What are we reading with pleasure and happiness?

Patty in the city: had to interlibrary loan this one. A fun confection.

Discount Armageddon :  Excellent.  My favorites are the mice.

Also excellent is the sequel, Midnight Blue Light Special. Again, mice! (read it.)

Finally got my hands on Gunnerkrigg Court Vol 2.  Well worth it!  And it’s awesome to read through again knowing what I know now… adds new depth and meaning to some of the scenes.  These are such handsome books.  It seems like the first printing had some flaws and wasn’t as nice quality as Vol 1 or Vol 3, but the current batch is lovely (and seems only to be available from amazon).  Aaaannnnd Volume 4, just out now! The art keeps being great.



Reread Daddy Long Legs, caught some of the political commentary hidden in there this time around.

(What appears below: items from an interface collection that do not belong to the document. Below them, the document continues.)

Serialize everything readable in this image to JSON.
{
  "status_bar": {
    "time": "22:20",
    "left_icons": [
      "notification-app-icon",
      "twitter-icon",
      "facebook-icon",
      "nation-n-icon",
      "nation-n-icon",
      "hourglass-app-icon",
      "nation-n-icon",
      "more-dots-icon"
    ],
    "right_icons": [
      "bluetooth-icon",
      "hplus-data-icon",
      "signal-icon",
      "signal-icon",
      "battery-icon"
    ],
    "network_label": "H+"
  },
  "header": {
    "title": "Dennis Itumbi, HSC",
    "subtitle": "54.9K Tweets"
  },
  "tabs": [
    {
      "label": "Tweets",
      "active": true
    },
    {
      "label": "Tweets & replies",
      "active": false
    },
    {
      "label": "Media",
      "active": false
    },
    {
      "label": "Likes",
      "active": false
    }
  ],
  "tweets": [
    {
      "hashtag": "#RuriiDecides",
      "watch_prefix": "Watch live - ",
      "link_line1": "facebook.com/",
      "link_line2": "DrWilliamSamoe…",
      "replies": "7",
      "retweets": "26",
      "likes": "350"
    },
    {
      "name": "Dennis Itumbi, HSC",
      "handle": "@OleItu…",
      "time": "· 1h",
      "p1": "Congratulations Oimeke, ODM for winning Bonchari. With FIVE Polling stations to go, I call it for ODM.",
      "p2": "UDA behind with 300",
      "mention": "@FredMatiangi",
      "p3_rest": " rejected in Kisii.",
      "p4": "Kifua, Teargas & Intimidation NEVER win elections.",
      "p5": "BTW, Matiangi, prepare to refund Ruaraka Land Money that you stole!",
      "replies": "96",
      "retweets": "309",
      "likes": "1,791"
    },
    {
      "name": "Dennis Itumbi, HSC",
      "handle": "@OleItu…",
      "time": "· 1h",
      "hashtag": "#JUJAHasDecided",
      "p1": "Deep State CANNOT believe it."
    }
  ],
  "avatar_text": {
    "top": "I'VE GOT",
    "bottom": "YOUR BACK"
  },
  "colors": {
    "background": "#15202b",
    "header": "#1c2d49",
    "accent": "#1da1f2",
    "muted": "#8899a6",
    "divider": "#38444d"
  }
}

Reread Dear Enemy, picked up all the eugenics I’d missed the first time around… (must not have looked very hard, or have been very young…)

Tempest Rising.  It was ok. (#2 really likes this series)

Nice Girls Don’t [do stuff] vampire books — Enjoyable popcorn!


All Spell Breaks Loose, by Lisa Shearin– finally a conclusion to the series!  As a whole, I think the series should have had a book or two fewer, but the end book went a bit quickly.  A satisfying read.

Gave Candice Hern a second chance (with $2.99 kindle books).  She’s no Georgette Heyer, but I enjoyed  A Proper Companion and A Change of Heart.

#2′s been reading up a storm lately.  Particularly recommended:

The Rook, by Daniel O’Malley. If you like Stross’s Laundry Files books, you’ll like this, and vice versa.

The Killing Moon, by N. K. Jemisin.  Really, really good.  Can’t wait to read the next one. (Update: It was good too!)

ZOMG N. K. Jemisin is such an amazing writer. Read her!

I am Not a Serial Killer by (Dan Wells)

The Battle of Blood and Ink

What have you been reading lately?

Follow

Get every new post delivered to your Inbox.

Join 178 other followers